There’s no time like winter to start a home project, like DE cluttering the house or purging all the old clothes in your kids’ closets. When a friend of mine was going through a tough time, she painted her entire house–every room downstairs with two different colors. And it looked professional! Not only did it help distract her from her problems, but it provided her with a sense of accomplishment that she desperately needed those months, something to feel good about as she saw other things crumble around her. Projects like organizing bookshelves, shredding old tax returns, and cleaning out the garage are perfect activities for the dreary months of the year.
14. Challenge yourself.
My mood can often be lifted by meeting a new challenge–an activity that is formidable enough to keep my attention, but easy enough to do when my brain is muddied. I try to stretch myself in a small way every winter–whether it is taking an online class, researching for my weekly Healthy Living Class topics, or working on my website. It keeps my brain from freezing, like the rest of my body.
I typically schedule a spa day with a girlfriend midwinter to help with the blues. Other relaxing things I love are long baths with scented bath salts or an old fashion bubble bath. Starting a fire in the fireplace feels good in the dead of winter along with lighted scented candles. One year we splurged and bought a real Christmas tree. I love Christmas lights as well and something about plugging in those Christmas lights and the fresh smell of pine instantly brightened my mood. Valentines day is another time to add a spot or two in your house of bright red or pink to brighten your day.
16. Wear bright colors.
There is probably no research supporting this theory, but I’m quite convinced there is a link between feeling optimistic and sporting bright colors. It’s in line with “faking it ’til you make it,” desperate attempts to trick your brain into thinking that it’s sunny and beautiful outside–time to celebrate Spring!–even though it’s a blizzard with sleet causing some major traffic jams.

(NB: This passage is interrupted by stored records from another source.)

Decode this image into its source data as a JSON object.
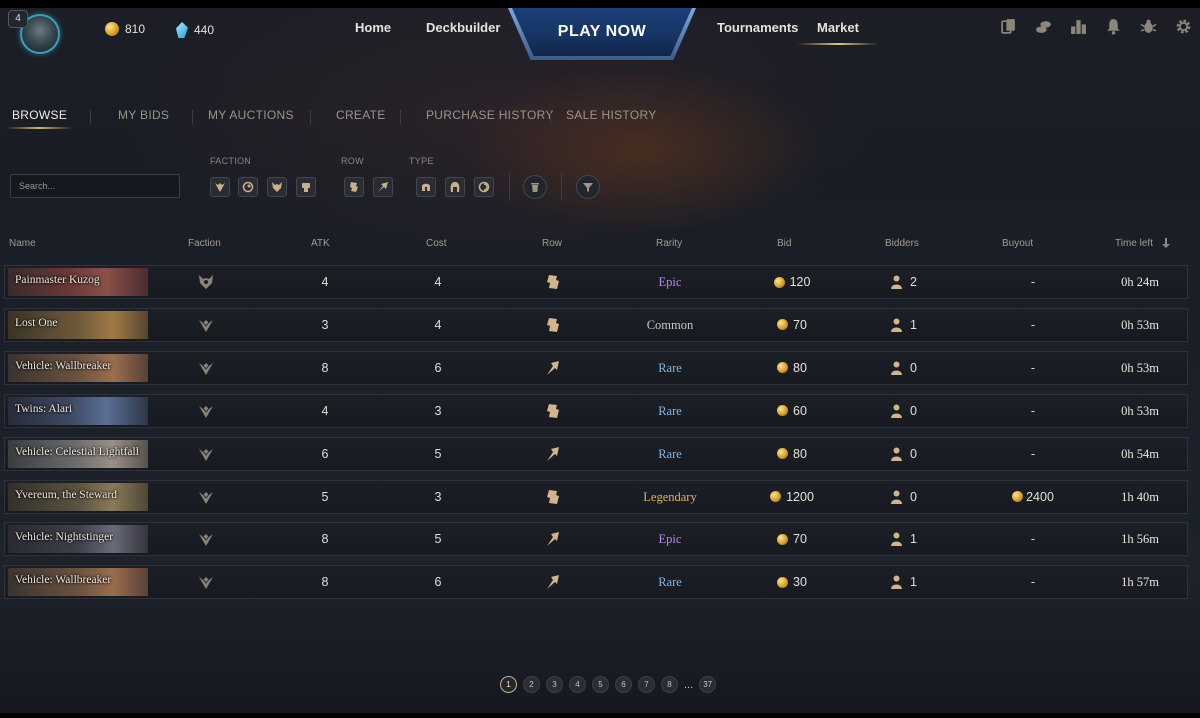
{
  "player": {
    "level": "4"
  },
  "currency": {
    "gold": "810",
    "shards": "440"
  },
  "nav": {
    "home": "Home",
    "deckbuilder": "Deckbuilder",
    "play_now": "PLAY NOW",
    "tournaments": "Tournaments",
    "market": "Market"
  },
  "top_icons": [
    "cards-icon",
    "coins-icon",
    "leaderboard-icon",
    "bell-icon",
    "bug-icon",
    "gear-icon"
  ],
  "subtabs": [
    "BROWSE",
    "MY BIDS",
    "MY AUCTIONS",
    "CREATE",
    "PURCHASE HISTORY",
    "SALE HISTORY"
  ],
  "filters": {
    "search_placeholder": "Search...",
    "faction_label": "FACTION",
    "row_label": "ROW",
    "type_label": "TYPE"
  },
  "table": {
    "headers": {
      "name": "Name",
      "faction": "Faction",
      "atk": "ATK",
      "cost": "Cost",
      "row": "Row",
      "rarity": "Rarity",
      "bid": "Bid",
      "bidders": "Bidders",
      "buyout": "Buyout",
      "time_left": "Time left"
    },
    "rows": [
      {
        "name": "Painmaster Kuzog",
        "faction": "monster",
        "atk": "4",
        "cost": "4",
        "row": "melee",
        "rarity": "Epic",
        "bid": "120",
        "bidders": "2",
        "buyout": "-",
        "time_left": "0h 24m"
      },
      {
        "name": "Lost One",
        "faction": "empire",
        "atk": "3",
        "cost": "4",
        "row": "melee",
        "rarity": "Common",
        "bid": "70",
        "bidders": "1",
        "buyout": "-",
        "time_left": "0h 53m"
      },
      {
        "name": "Vehicle: Wallbreaker",
        "faction": "empire",
        "atk": "8",
        "cost": "6",
        "row": "ranged",
        "rarity": "Rare",
        "bid": "80",
        "bidders": "0",
        "buyout": "-",
        "time_left": "0h 53m"
      },
      {
        "name": "Twins: Alari",
        "faction": "empire",
        "atk": "4",
        "cost": "3",
        "row": "melee",
        "rarity": "Rare",
        "bid": "60",
        "bidders": "0",
        "buyout": "-",
        "time_left": "0h 53m"
      },
      {
        "name": "Vehicle: Celestial Lightfall",
        "faction": "empire",
        "atk": "6",
        "cost": "5",
        "row": "ranged",
        "rarity": "Rare",
        "bid": "80",
        "bidders": "0",
        "buyout": "-",
        "time_left": "0h 54m"
      },
      {
        "name": "Yvereum, the Steward",
        "faction": "empire",
        "atk": "5",
        "cost": "3",
        "row": "melee",
        "rarity": "Legendary",
        "bid": "1200",
        "bidders": "0",
        "buyout": "2400",
        "time_left": "1h 40m"
      },
      {
        "name": "Vehicle: Nightstinger",
        "faction": "empire",
        "atk": "8",
        "cost": "5",
        "row": "ranged",
        "rarity": "Epic",
        "bid": "70",
        "bidders": "1",
        "buyout": "-",
        "time_left": "1h 56m"
      },
      {
        "name": "Vehicle: Wallbreaker",
        "faction": "empire",
        "atk": "8",
        "cost": "6",
        "row": "ranged",
        "rarity": "Rare",
        "bid": "30",
        "bidders": "1",
        "buyout": "-",
        "time_left": "1h 57m"
      }
    ]
  },
  "rarity_colors": {
    "Common": "#cdc8be",
    "Rare": "#7fb3e0",
    "Epic": "#b78be6",
    "Legendary": "#e6b25a"
  },
  "pagination": {
    "pages": [
      "1",
      "2",
      "3",
      "4",
      "5",
      "6",
      "7",
      "8"
    ],
    "ellipsis": "...",
    "last": "37",
    "current": "1"
  }
}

Personally, I tend to wear a lot of black, it’s supposed to make you look thinner and it is part of my favorite sports team the “Shockers”. But the result is that I appear as if and feel like I’m going to a funeral every afternoon between the months of November and March. This isn’t good. Not for a person hardwired to stress and worry and get depressed when it’s cold. So I make a conscious effort to throw in a bright yellow, blue, and pink, and sometimes–if I’m in a rush–all of them together! It makes me feel better.
17. Watch only Funny Movies
Laughter is literally healing for the soul. When you laugh it actually changes the chemistry in your brain, releasing happy hormones. Laughter is a drug free antidepressant. Go watch Brides maids, anchor man, Airplane, dumb or dumber or my favorite “Rat Race”.
Sleeping until noon on winter Saturdays feels heavenly, but if you can, try to adhere to a regular sleeping schedule. Because face it, spending a whole day in bed only makes you feel guilty about all that stuff you should be doing. Right? Right.
19. Make your bed every day.
It’s a simple way to feel accomplished. Bonus: It will keep you from getting back into it!
20. If your symptoms are persistent, visit your primary care practitioner.